Brick & Mortar Music Hall hasn’t been around that long – just a couple years – but it has already established itself as a vital part of the Bay Area music scene. From epic Noise Pop shows and first ever Moon Block Party in the Bay Area to countless record release parties and just all-around stellar shows night after night, it seems like every other killer show that I have to be at is going down at the former jazz supper club under the highway on-ramp.
So when news broke about the San Francisco Entertainment Commission placing restrictions on the club’s operations – an 80 decibel sound limit and earlier closing times, among other things – due to unresolved sound issues, the local blogosphere was all over it.
People freaked out that the club might be closing, posted messages of support for Brick & Mortar and live music in the Bay Area, and ranted against the Entertainment Commission and the yuppies ruining the neighborhood. Frustrated neighbors of Brick & Mortar jumped in with plenty of thoughts on the situation, most of them quite heated. And then, of course, there was the charge dropped by Jason Perkins, managing partner of Parish Entertainment Group, which owns Brick & Mortar: Perkins claims that the Entertainment Commission’s sole inspector, Vajra Granelli, is punishing Brick & Mortar for refusing to employ the security company Granelli founded.
The claim’s merit deserves scrutiny, which we here at The Bay Bridged are in no position to determine. We’ll leave that to the proper authorities. I did ask SF Entertainment Commission executive director Jocelyn Kane if she could comment on the accusation, and she emailed me: “I can say the City is taking all necessary steps to ensure that all staff are in compliance with all applicable laws and policies regarding incompatible activities.”
That’s a bureaucratic answer, I realize, but this could be an ongoing investigation for all I know, so I’ll leave it at that. Instead, given the fact that The Bay Bridged is all about the music community in the Bay Area, I wanted to focus on why there’s an ongoing battle between one of SF’s best new clubs and its neighbors. What’s the beef? And what’s the latest on Brick & Mortar’s status?
Good news and bad news
The good news is, the board of appeals has granted Brick & Mortar a new hearing, and all restrictions have been lifted pending that hearing, according to Perkins. So if you have tickets to a show coming up at Brick & Mortar soon, your tickets are still good, the music won’t be restricted to a mere 80 decibels, and the show won’t be getting cut off early.

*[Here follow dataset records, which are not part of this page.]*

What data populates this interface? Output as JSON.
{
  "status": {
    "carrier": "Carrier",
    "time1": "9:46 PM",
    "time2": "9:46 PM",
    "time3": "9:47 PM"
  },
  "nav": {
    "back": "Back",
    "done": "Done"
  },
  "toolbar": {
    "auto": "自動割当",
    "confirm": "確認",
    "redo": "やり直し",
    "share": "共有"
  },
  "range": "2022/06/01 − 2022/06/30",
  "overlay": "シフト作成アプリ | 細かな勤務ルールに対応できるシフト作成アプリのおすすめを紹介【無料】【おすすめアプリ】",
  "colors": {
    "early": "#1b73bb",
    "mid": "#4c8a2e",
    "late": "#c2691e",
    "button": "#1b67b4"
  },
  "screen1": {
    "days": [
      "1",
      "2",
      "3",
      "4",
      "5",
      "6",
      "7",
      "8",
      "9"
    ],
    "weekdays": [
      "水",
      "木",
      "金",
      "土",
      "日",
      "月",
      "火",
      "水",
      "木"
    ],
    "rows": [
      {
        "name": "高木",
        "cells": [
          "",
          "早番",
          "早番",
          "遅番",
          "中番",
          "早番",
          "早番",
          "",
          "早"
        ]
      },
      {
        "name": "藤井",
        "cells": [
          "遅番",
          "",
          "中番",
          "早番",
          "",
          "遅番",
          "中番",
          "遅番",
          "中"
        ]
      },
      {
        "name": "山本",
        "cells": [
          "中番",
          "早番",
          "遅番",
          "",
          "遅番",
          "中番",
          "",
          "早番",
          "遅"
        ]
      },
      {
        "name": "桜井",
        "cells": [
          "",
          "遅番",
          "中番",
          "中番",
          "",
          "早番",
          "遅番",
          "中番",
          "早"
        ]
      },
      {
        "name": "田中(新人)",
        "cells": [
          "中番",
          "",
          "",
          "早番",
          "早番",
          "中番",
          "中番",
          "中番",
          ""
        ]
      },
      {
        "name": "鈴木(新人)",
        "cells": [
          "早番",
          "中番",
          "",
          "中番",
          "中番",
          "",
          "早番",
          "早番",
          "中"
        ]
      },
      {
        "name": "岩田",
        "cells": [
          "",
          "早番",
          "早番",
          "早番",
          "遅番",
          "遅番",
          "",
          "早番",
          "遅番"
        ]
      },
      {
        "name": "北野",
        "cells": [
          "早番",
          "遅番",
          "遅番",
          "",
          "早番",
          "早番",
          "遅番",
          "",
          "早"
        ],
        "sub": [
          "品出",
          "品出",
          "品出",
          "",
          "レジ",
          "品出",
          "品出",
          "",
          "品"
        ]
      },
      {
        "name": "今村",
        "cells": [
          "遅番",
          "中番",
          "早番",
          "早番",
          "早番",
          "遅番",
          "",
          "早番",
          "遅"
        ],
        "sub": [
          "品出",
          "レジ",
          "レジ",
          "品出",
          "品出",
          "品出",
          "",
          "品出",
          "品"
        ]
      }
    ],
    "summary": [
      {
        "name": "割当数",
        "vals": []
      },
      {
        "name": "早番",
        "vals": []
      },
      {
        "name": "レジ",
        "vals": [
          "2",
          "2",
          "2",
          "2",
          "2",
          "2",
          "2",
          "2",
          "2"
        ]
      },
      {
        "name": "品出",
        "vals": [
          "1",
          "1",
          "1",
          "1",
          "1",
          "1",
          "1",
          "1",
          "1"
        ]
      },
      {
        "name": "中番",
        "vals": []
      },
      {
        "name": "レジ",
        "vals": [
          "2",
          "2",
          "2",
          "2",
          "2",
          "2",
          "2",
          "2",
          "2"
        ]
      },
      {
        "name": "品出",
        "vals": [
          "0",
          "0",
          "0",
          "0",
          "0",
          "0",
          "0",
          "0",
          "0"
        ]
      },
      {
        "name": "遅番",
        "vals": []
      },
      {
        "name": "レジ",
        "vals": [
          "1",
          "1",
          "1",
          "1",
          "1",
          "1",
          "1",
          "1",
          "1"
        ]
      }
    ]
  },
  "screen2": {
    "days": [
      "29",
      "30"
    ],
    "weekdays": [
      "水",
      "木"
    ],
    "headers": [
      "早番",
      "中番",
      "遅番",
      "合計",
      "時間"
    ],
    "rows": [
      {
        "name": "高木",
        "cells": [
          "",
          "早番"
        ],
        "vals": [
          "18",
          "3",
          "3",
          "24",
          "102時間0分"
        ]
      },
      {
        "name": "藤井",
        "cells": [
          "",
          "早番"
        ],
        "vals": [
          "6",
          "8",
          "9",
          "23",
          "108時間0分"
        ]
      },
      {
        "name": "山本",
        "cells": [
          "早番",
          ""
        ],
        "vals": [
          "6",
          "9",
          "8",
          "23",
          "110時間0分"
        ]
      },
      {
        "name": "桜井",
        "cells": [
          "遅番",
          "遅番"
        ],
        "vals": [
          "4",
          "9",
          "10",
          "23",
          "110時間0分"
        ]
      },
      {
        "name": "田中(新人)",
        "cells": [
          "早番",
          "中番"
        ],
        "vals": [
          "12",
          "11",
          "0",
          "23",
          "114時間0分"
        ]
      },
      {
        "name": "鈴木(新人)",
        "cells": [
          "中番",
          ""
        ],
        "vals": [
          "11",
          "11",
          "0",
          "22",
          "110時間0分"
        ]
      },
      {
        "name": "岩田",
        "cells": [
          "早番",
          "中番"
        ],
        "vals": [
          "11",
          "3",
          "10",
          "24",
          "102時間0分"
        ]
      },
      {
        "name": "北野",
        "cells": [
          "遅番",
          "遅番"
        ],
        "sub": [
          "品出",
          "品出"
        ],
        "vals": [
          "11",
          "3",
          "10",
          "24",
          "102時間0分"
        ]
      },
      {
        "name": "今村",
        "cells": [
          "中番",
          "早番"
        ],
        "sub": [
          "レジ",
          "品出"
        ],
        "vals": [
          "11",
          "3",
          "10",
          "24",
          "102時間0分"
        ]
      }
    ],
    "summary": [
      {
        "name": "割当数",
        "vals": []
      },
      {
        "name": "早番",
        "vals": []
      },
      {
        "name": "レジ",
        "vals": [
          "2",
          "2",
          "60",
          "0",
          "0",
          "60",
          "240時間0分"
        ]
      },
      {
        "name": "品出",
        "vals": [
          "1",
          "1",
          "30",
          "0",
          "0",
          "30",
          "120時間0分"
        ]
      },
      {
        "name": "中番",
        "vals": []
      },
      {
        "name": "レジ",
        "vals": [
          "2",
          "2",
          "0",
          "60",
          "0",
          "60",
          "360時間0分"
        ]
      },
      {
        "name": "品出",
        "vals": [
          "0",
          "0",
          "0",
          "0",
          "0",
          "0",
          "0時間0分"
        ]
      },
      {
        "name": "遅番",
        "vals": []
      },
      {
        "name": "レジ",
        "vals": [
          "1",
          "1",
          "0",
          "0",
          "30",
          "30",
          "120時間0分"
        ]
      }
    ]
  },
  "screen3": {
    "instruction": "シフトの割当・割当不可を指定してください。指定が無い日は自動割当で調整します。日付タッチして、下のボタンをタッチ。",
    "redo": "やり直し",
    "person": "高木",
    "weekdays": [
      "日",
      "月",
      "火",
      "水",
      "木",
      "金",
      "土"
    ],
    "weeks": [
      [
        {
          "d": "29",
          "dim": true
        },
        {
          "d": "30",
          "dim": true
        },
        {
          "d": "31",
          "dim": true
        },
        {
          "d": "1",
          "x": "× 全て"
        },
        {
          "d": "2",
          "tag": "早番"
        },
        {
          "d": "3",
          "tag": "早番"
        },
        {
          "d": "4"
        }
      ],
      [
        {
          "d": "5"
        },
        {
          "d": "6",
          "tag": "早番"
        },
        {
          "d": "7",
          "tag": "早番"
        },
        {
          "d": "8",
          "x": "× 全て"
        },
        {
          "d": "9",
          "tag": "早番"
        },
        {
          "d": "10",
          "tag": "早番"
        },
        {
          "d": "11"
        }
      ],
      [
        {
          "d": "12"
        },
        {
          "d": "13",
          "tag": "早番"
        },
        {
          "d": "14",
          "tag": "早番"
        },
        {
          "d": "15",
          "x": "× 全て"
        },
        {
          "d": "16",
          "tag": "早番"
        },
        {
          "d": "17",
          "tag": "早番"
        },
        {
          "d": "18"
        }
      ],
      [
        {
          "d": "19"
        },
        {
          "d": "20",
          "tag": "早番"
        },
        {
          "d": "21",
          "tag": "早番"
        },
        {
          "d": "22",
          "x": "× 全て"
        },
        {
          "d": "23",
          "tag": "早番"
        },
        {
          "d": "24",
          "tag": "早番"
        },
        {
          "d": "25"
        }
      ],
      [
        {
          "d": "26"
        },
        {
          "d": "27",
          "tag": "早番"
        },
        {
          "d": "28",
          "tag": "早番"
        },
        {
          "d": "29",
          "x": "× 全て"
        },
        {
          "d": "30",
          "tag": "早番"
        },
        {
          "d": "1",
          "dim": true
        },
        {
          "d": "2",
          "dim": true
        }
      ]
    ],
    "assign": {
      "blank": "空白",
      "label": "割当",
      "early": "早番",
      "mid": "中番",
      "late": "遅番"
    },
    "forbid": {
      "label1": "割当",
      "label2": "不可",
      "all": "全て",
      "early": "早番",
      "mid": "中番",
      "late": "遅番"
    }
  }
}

Of course that is bad news to the neighbors with a legitimate beef against the club—and no, sadly, it’s not all yuppies who moved to SF last week because they took a job at Facebook and didn’t like the noise so they had the Brick & Mortar shut down. I wish it was, too, because I don’t like yuppies any more than you do. But there are people whose quality of life is being impacted by sound leaking out of Brick & Mortar, and in that regard the Entertainment Commission is just doing its job.
The thing is, the folks at Brick & Mortar know there’s a problem too, and they’re trying to fix it.
In the interest of full disclosure, I should say that I have played many shows at Brick & Mortar, and also hosted a launch party at the club earlier this year for a company I founded. While giving me the tour, the Brick & Mortar staff showed me all of the soundproofing that has been done to the venue. This was before the issue blew up and without my even asking. So I’m not just willing to believe Brick & Mortar management when they say they’ve been working to address the complaints about sound leakage—I’ve seen it myself.
Perkins told me via email that he has done three rounds of soundproofing improvements to the club, and is currently working on a fourth. “We have no problems fixing issues we know about,” Perkins says.
So what’s the beef?
It’s important to note that not all of Brick & Mortar’s neighbors have a problem with the club. In fact, many never did. “Most neighbors don’t experience any sound issues, and consider the club a neighborhood amenity,” says Stephen Schur, who lives directly behind Brick & Mortar, where the primary leakage issue is supposedly occurring, and has never heard any noise from the club.
But that’s not what everybody says. Take anonymous blog commenters for what they’re worth, but a lot of people speaking on behalf of the neighborhood seem pretty mad. The most extreme think Jason Perkins is not dealing with his club’s neighbors in good faith. Here is the perspective of Jim G (no relation to me, I swear):
Here is an example of Mr. Perkin’s opinion of his neighbors, and shows just how much he wants to “work with” us…
The links lead to a pic of a petition posted on a telephone pole (allegedly by Perkins, though that’s unconfirmed) seeking neighbors of Brick & Mortar to help save the club from people who “move into our City and then seek to change the scene to their liking.” It then implores: “SAVE THE MISSION from becoming a BEDROOM COMMUNITY for Silicon Valley!”
There’s plenty of overblown rhetoric like that from both sides of the club versus neighbor debate, but it seems like everyone just wants to work it out. Here’s a pretty typical comment, again from the SF Bay Guardian:
It was the neighbors who started all these complaints, and it was the neighbors who asked Vajra and the Entertainment Commission to get involved. The fact is that